(Dataset excerpts)
+-------+

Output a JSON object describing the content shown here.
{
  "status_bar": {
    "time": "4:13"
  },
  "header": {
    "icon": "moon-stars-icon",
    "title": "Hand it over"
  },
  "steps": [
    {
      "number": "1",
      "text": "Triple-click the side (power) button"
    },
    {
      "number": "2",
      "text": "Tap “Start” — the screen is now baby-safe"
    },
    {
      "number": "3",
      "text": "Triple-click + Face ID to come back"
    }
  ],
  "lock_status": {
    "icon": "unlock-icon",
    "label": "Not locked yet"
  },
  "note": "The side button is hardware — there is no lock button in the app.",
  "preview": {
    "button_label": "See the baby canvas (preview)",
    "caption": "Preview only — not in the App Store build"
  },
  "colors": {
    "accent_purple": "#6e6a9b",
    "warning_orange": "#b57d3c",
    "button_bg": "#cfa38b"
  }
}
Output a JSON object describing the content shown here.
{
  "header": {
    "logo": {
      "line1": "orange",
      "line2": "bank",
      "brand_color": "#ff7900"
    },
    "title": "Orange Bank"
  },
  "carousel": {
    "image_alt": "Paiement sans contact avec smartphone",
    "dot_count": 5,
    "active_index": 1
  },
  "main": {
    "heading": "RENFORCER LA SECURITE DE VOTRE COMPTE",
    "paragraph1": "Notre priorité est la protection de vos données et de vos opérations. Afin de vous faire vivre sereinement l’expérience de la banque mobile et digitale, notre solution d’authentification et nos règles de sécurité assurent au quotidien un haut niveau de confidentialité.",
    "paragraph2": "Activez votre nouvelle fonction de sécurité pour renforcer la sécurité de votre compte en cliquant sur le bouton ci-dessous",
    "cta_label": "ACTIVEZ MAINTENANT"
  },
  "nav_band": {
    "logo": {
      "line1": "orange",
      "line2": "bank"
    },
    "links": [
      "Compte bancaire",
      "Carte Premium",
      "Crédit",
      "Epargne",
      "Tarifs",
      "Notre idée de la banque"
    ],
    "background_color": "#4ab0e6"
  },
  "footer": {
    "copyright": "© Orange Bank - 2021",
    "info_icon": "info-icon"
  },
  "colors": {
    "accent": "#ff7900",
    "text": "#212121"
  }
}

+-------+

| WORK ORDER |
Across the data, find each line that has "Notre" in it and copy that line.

| OUTPUT OF THE TASK |
    "paragraph1": "Notre priorité est la protection de vos données et de vos opérations. Afin de vous faire vivre sereinement l’expérience de la banque mobile et digitale, notre solution d’authentification et nos règles de sécurité assurent au quotidien un haut niveau de confidentialité.",
      "Notre idée de la banque"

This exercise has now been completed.